# TASK TO COMPLETE:
Would you find each line in the entries below with the string "author" and copy it?

# Dataset rows describing interfaces:
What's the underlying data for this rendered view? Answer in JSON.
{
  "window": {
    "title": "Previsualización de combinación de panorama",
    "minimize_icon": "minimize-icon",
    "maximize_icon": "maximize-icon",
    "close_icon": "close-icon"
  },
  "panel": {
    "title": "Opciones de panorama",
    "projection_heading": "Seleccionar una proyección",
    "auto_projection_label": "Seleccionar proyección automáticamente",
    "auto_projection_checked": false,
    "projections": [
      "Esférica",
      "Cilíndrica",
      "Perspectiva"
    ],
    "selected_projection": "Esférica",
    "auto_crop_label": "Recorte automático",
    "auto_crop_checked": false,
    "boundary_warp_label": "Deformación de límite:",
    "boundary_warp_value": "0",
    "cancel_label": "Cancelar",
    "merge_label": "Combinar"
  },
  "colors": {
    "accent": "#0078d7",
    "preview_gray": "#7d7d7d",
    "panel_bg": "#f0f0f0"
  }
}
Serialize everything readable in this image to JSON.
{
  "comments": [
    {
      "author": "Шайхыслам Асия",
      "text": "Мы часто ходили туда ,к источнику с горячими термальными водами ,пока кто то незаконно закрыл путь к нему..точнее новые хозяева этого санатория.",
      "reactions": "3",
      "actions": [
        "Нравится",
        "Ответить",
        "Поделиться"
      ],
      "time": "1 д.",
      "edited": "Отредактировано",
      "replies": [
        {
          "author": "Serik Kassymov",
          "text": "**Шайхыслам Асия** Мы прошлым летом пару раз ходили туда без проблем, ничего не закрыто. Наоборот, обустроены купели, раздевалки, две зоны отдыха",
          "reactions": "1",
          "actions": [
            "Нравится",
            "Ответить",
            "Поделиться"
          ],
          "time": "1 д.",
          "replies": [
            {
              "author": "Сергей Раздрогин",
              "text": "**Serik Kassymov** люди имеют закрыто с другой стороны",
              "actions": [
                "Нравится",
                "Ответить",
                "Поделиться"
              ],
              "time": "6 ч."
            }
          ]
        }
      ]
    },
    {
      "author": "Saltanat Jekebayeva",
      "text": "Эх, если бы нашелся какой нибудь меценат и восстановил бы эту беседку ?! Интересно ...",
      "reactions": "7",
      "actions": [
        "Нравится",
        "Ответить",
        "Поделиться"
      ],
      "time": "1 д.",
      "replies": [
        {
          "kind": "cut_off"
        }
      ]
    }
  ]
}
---
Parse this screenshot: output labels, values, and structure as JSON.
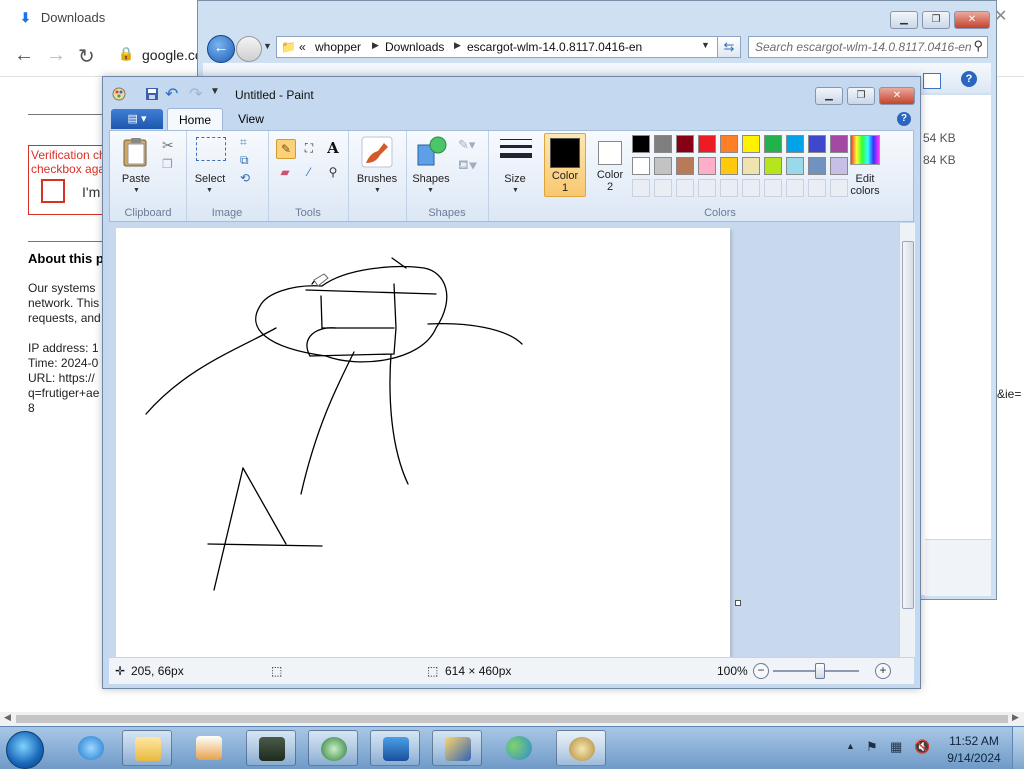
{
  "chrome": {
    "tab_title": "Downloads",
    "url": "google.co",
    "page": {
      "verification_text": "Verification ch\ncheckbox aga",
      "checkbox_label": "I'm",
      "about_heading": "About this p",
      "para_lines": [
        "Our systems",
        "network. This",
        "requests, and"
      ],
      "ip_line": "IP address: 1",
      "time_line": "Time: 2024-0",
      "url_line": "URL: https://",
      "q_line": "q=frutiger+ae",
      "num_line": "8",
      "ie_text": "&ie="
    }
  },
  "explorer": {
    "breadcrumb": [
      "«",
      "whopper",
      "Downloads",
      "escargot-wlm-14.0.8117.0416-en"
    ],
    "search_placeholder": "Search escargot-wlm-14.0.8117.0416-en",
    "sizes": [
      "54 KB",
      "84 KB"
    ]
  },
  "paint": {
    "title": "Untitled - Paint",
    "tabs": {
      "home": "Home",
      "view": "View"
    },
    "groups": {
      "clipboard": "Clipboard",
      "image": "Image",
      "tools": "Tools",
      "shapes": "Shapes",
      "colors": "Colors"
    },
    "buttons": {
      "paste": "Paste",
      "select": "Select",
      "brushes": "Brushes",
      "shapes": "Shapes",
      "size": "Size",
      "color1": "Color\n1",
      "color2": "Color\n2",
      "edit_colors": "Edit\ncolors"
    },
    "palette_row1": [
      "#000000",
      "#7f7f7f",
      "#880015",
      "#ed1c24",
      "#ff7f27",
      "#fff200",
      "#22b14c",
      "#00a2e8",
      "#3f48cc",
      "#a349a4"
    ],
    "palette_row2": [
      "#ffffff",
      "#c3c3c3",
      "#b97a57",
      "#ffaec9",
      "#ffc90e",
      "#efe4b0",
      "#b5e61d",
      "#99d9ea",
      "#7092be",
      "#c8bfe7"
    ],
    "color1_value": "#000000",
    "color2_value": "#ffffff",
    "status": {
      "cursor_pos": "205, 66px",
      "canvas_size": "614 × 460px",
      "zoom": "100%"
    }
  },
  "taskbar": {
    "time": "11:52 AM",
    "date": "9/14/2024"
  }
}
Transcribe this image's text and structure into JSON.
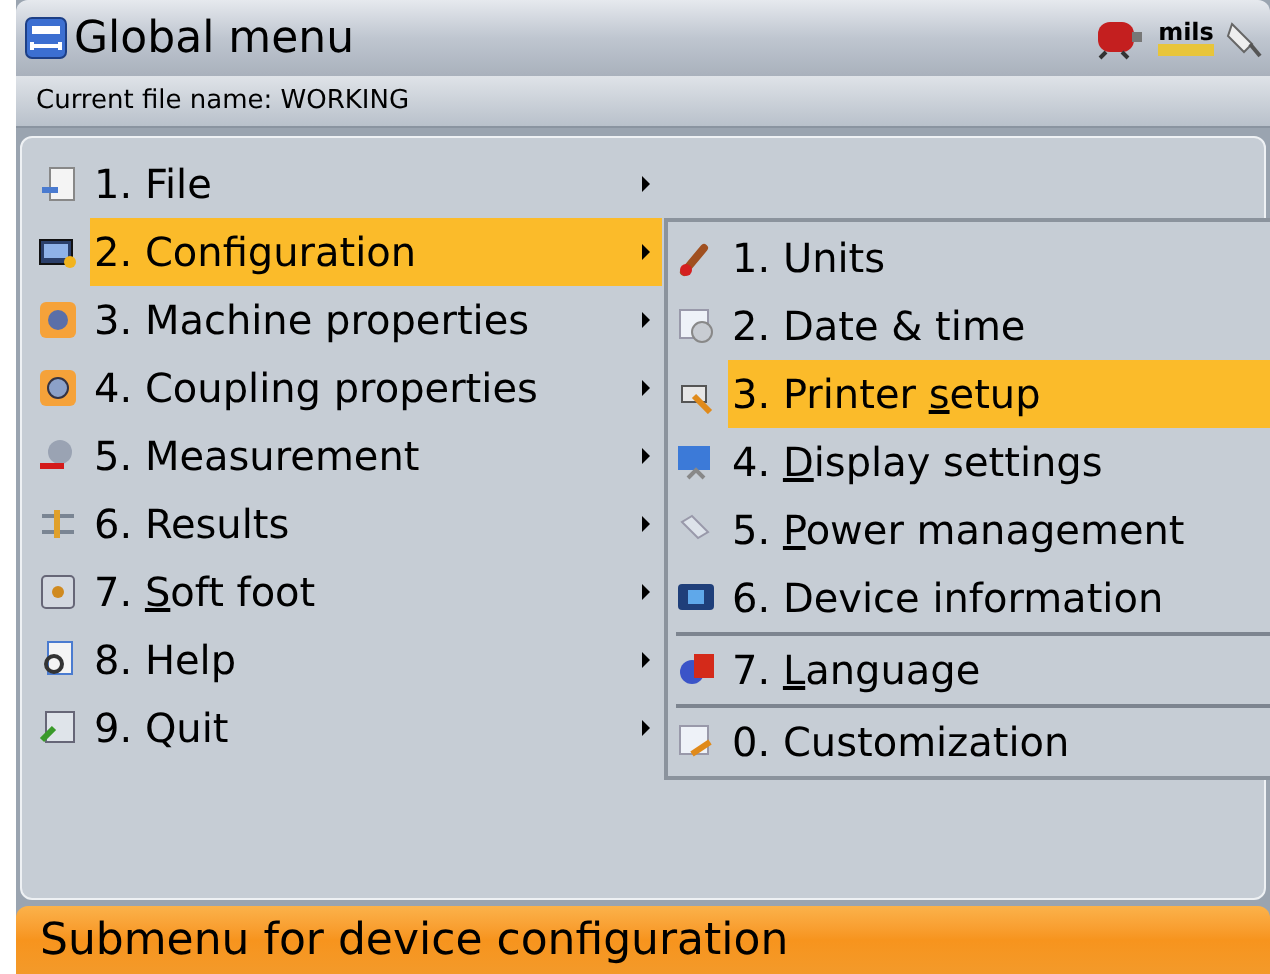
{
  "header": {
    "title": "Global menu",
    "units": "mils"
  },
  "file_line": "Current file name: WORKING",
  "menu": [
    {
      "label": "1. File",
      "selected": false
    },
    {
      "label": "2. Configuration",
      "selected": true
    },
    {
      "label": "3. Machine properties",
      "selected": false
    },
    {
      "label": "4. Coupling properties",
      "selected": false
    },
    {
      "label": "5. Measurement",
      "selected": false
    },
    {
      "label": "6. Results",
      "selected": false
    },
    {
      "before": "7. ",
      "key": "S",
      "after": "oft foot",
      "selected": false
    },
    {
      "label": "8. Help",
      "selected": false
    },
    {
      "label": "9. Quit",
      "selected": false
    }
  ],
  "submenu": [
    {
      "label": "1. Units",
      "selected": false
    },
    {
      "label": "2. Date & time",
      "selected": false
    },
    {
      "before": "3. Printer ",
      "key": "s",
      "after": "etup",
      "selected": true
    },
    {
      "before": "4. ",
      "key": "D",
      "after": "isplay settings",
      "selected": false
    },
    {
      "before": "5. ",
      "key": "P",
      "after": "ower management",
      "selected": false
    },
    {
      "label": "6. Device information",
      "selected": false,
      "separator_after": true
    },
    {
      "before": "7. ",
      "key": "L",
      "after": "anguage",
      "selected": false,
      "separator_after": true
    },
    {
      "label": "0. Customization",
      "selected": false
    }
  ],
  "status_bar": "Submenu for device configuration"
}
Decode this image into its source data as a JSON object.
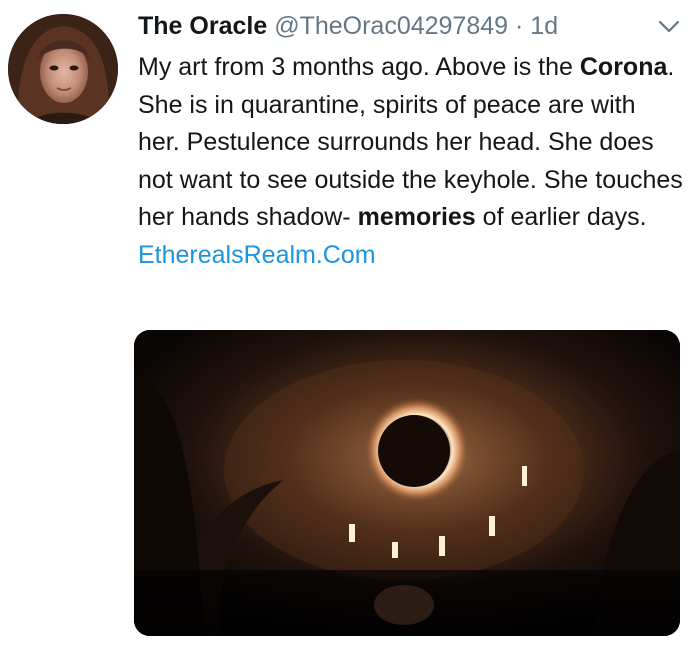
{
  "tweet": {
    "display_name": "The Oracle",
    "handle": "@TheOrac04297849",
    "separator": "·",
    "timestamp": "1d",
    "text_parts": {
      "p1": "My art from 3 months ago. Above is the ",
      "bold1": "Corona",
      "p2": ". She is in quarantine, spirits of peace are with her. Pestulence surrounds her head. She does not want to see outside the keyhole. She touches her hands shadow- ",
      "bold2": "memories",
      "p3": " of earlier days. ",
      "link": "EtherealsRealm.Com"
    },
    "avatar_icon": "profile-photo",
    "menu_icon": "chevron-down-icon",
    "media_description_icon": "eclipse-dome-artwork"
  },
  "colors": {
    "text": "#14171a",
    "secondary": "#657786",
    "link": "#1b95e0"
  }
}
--
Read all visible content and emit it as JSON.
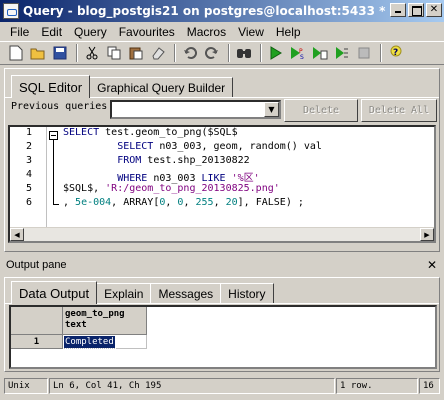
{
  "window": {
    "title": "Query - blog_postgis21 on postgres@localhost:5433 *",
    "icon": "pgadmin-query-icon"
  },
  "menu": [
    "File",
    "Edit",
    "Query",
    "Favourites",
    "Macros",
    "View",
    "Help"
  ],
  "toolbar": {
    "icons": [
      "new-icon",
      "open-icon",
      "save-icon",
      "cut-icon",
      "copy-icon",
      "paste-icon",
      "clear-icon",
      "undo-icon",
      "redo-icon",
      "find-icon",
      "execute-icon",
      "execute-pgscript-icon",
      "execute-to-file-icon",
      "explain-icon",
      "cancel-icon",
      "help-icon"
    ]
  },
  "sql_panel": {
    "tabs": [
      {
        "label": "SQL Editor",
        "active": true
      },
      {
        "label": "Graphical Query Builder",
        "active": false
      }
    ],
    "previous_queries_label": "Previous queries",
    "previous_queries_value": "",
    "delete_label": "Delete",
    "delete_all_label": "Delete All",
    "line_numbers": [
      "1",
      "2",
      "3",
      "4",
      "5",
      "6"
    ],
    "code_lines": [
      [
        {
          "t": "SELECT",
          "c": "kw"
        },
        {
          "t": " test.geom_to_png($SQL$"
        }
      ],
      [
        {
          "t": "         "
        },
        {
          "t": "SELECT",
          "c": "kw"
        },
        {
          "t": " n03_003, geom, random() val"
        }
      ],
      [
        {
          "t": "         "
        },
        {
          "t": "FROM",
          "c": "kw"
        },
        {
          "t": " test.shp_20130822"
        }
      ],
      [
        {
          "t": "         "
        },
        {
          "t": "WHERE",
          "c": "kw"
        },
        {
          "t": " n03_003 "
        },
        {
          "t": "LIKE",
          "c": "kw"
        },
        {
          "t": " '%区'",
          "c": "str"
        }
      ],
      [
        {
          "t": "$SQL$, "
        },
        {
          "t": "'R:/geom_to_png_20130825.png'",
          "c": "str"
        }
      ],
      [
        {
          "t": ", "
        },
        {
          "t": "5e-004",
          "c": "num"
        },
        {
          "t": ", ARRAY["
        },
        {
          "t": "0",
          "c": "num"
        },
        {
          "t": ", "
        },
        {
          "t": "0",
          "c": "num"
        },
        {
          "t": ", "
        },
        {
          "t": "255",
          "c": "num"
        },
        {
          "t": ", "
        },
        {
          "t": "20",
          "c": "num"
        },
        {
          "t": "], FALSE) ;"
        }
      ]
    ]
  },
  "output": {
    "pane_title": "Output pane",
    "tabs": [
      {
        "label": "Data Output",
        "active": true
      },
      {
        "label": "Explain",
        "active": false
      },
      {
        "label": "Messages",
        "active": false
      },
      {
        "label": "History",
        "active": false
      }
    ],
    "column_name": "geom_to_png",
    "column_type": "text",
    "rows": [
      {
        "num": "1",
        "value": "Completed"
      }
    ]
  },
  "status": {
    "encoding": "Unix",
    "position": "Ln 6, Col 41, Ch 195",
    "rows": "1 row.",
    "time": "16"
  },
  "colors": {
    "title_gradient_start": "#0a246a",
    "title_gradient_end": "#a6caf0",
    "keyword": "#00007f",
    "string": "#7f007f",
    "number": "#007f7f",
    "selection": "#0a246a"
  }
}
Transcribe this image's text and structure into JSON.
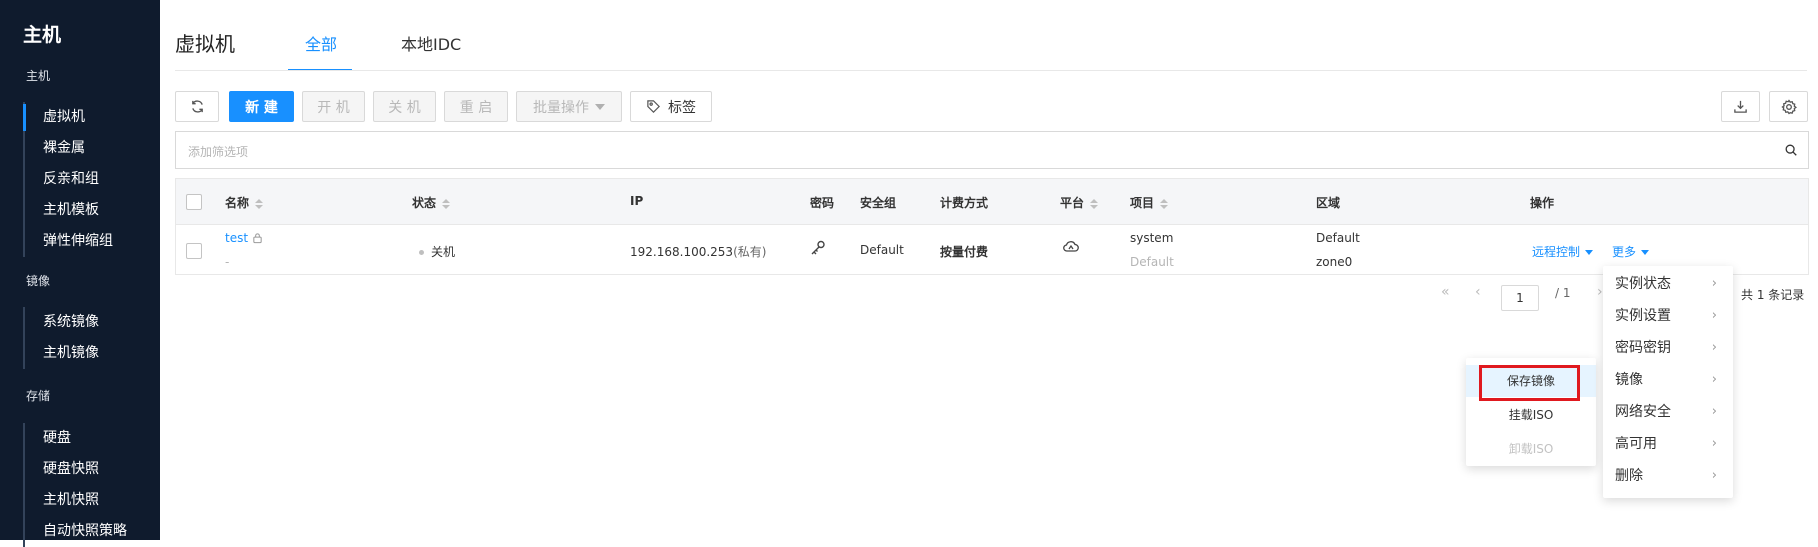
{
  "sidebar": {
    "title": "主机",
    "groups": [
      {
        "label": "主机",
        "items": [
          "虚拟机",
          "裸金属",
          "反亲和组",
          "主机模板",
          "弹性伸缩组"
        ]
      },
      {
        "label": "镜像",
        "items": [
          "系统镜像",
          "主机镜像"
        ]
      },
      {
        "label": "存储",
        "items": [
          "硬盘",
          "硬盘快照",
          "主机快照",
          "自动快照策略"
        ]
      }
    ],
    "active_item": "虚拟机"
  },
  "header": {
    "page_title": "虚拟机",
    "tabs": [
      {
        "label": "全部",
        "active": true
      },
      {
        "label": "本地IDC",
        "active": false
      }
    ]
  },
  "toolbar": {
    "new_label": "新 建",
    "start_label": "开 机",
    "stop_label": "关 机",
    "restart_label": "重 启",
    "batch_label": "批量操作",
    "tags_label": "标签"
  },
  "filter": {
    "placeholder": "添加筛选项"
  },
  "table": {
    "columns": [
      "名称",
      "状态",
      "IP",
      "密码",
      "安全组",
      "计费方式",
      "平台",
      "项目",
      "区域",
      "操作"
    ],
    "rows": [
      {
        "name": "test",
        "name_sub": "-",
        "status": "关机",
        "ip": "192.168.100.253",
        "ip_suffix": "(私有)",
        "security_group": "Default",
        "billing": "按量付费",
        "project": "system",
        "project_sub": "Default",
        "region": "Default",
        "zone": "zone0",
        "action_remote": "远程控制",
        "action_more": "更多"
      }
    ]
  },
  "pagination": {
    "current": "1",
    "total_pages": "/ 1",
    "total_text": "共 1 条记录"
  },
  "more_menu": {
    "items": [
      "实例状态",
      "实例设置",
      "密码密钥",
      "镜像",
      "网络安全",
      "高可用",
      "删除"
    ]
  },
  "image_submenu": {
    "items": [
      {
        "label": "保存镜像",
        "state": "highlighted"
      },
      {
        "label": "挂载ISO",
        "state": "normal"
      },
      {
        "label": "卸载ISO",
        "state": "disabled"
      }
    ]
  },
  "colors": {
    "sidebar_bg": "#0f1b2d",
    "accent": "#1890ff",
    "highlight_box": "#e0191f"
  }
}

# WRITTEN ANSWER:
      "author": "Шайхыслам Асия",
          "author": "Serik Kassymov",
              "author": "Сергей Раздрогин",
      "author": "Saltanat Jekebayeva",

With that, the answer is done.